Women have been making pivotal contributions to science for centuries, and at Labster, we strive to empower and amplify their voices.
We recognize that their contributions have a powerful impact on the scientific community and beyond, and we are committed to celebrating their inspiring work.
In this blog post, we'll be exploring the stories of two such scientific content creators at Labster and the meaningful contributions they are making to our mission.
Around the time I turned 8, I got an ancient chemistry set that contained 100s of experiments with chemicals. I played around with all the dangerous chemicals, making something new and exciting out of raw material, watching color and viscosity change, and of course, seeing all the mini explosions. I felt like a mad scientist! I have been transfixed with chemistry ever since.
Ms. Channer was my secondary school and sixth form teacher. I was a very chatty child who always asked why. I wanted to understand why the concepts we learned were important and how they would fit into the wider picture of chemistry. She answered all my questions. She never said, 'You just need to know this' - it was always 'It will build up into more complex and fascinating ideas and hypotheses.’ She fostered my love and appreciation of the sciences and broadened the scope of what chemistry could be used for and applied to.
I was the principal Scientific Content Creator on Formulas and Equation Balancing: Save the Chemistry Lab! Recently, I’ve been working on improving the accessibility of some popular simulations: Periodic Table of the Elements: Get the Table Organized in Time!, and Cellular Respiration: Measuring Energy Consumption During Exercise.
We strive to show a love for learning in all our simulations —I think that’s the most important thing to know about Labster. We research each simulation thoroughly, and focus on pedagogy and engagement to design the most scientifically accurate and engaging interactions we can!

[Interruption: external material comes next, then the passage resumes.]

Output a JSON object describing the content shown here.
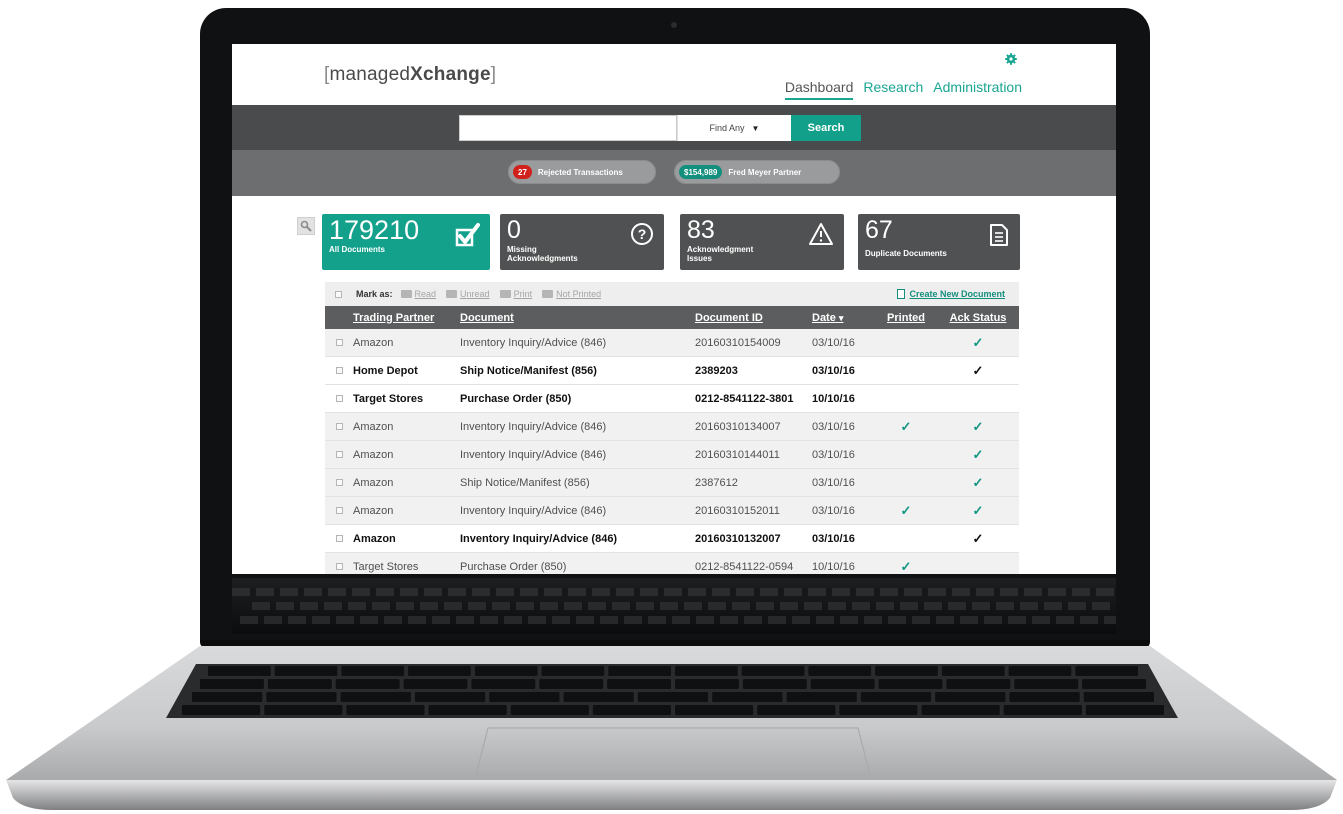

I've always been curious about Nature, but I finally settled for Physics during my last high school years after learning calculus. Understanding how much of our world can be explained through equations made me want to pursue a physics career.
My first inspiration was my high school Physics teacher Dr. Sergio Montañez, who always explained physics from first principles and wasn't afraid of talking to us about advanced topics. Later, Dr. Mihaela Negreanu, my advisor for my BSc and my MSc theses at the Complutense University of Madrid, continued cultivating my love for the elegance and explanatory power of Physics.

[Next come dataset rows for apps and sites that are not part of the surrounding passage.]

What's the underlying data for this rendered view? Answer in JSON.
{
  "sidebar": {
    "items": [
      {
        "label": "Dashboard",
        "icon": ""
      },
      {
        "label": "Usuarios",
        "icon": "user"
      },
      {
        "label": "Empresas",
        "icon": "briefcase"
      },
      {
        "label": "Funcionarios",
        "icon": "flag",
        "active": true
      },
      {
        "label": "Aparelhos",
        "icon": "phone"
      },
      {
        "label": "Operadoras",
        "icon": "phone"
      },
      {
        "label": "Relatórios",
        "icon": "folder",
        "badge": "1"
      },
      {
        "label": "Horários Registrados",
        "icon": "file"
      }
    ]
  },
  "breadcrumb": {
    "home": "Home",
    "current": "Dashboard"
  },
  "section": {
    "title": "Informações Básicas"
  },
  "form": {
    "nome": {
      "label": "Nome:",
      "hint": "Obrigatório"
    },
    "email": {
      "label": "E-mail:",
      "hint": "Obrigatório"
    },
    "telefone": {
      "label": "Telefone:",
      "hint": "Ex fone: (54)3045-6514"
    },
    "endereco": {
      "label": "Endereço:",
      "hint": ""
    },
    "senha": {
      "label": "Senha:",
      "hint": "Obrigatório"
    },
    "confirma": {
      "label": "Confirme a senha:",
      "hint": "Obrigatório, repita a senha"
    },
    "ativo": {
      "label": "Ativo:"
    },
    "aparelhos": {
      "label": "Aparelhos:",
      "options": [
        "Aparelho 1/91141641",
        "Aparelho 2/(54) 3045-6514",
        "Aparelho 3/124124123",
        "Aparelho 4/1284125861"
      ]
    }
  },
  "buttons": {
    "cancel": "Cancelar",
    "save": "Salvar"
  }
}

I have created so many I can't keep track! The first one I ever did was Newton's Second Law of Motion: Speed and Acceleration, and the one I'm most proud of is Coulomb's Law: Electrifying electrostatics.

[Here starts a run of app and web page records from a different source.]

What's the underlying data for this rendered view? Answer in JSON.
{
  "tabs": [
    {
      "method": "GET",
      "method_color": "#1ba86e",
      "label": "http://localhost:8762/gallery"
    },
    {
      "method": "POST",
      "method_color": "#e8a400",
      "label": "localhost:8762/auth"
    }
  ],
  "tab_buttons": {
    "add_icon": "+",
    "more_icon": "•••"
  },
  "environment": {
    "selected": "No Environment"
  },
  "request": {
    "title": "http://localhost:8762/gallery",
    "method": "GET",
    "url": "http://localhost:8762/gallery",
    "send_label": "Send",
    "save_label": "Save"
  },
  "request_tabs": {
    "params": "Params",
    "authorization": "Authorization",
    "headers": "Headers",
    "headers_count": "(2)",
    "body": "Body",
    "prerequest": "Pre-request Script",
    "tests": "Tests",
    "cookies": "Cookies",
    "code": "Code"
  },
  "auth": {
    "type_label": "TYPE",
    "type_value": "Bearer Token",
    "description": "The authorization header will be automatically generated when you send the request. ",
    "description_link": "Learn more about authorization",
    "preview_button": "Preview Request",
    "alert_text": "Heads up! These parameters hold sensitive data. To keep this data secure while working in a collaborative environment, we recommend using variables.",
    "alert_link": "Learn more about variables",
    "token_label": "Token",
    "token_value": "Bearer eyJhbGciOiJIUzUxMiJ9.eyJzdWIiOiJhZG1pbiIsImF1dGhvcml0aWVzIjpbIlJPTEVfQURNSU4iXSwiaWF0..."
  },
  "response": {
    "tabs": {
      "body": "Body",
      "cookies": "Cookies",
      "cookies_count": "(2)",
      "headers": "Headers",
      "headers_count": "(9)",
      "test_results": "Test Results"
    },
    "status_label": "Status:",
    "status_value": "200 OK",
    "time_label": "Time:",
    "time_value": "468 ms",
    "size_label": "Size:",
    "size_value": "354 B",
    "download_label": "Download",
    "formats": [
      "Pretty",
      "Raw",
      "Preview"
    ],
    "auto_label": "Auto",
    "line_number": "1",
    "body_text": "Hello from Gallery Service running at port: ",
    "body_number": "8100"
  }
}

So much research, dedication, and love go into the creation of our sims. Even for the shortest and most unassuming, we make sure the science is up to date, we compare pedagogical approaches, we review the explanations over and over so that they are clear and accurate, and we craft as many opportunities for the students to experiment as we can.